October 16, 2018

Sukkot’s Blueprint for a New Home

At this moment, I can see the sky through the holes in my roof.

That’s not because I’m celebrating the holiday of Sukkot early. It’s because for several years, our roof has been leaking, and we’re now having it replaced. Lacking a roof makes you feel vulnerable. It makes you feel as though the elements are suddenly a part of your life that they simply weren’t before. It makes you worry every time the skies grow cloudy and it annoys you every time the weather gets too hot.

Lacking a roof makes you unhappy.

By contrast, the holiday of Sukkot is always a joyous time. It’s particularly joyous with children, as I’m now learning: their wonder at the beauty of the sukkah, their happiness in decorating it, their excitement at running out each meal to dine in it. What makes the sukkah so special, in contrast to your house lacking proper covering?

It’s the feeling that the impermanence is temporary. Soon enough, you’ll be able to go back in your house and live under a roof again. You’ll be able to feel the stability and protection of living in a home. Were Sukkot indefinitely long, it would be a difficult holiday.

That’s the message of Sukkot. Our world is the sukkah; our home is the broader sphere of the spiritual realm. In our sukkah, we rely on God to ensure that we’re not subject to the elements — we can protect ourselves to the best of our ability, but we’re never going to be able to avoid the vicissitudes and difficulties of life. But our lives are a mere moment in time, a time filled with great pleasure and great pain. Before and after our lives lies a fundamentally different eternity: solid and permanent, predictable and understandable. That is the promise of Sukkot.

What does this say about our politics? Something similar.

“We’re living in a political sukkah. But it doesn’t have to be that way — if we understand the lesson of the sukkah.”

It’s difficult not to be depressed watching our politics. Every day seems to bring some new storm of divisive nonsense: allegations dressed up as facts, opinions dressed up as facts, rage dressed up as facts. Every new day brings spin and anger, countered by more spin and more anger. Outrage follows outrage. It feels as though the cycle will never stop.

It will. We’re living in a political sukkah. But it doesn’t have to be that way — if we understand the lesson of the sukkah.

The reason the sukkah is only temporary is because we earn our way out of it. The Jews wandered the desert for 40 years living in booths because they refused to trust in God and live by His values. They would not believe that a more permanent state of affairs could be in the offing; they rejected the Land of Israel, believing themselves incapable of conquering it. And so God led them back into the wilderness. 

We must believe that a more permanent state of affairs is possible, but to earn our way back to that state of affairs, we have to be true to Godly values.
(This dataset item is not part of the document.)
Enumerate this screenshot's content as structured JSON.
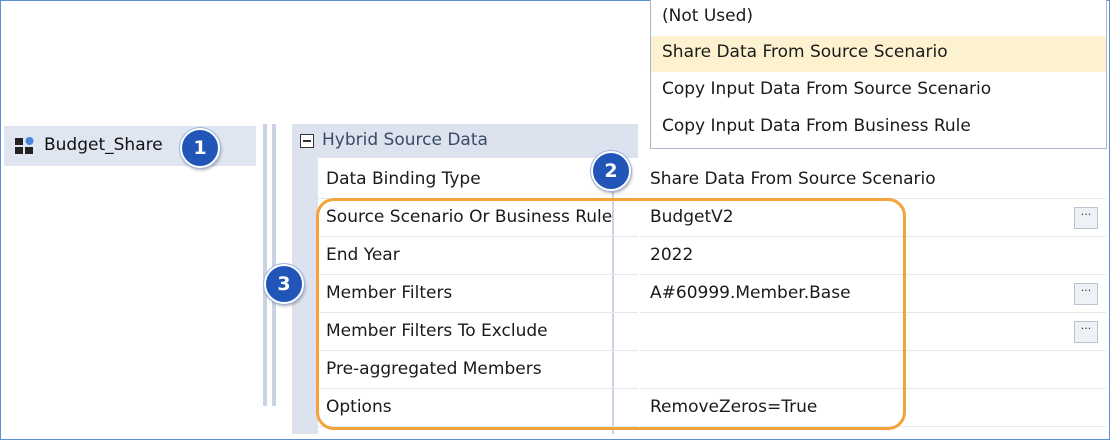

Those values include a belief in telling the truth, no matter the consequences; valuing and having compassion for other human beings, even while fighting against sin; and recognizing that we are incapable of shaping reality to our whim. If we do that, we’ll build a new roof for ourselves, with God’s blessing. We’ll live together in the home we’ve built with one another. Impermanence will give way to permanence, uncertainty to certainty. 

With that promise, let us sit together on Sukkot and plan a more permanent home: a home where we share a common set of values and fight for the same goals. Then we can learn to enjoy the journey, even as we long for the destination.


Ben Shapiro is editor-in-chief at The Daily Wire, host of the podcast “The Ben Shapiro Show” and the author of The New York Times best-seller “Bullies: How the Left’s Culture of Fear Silences Americans.”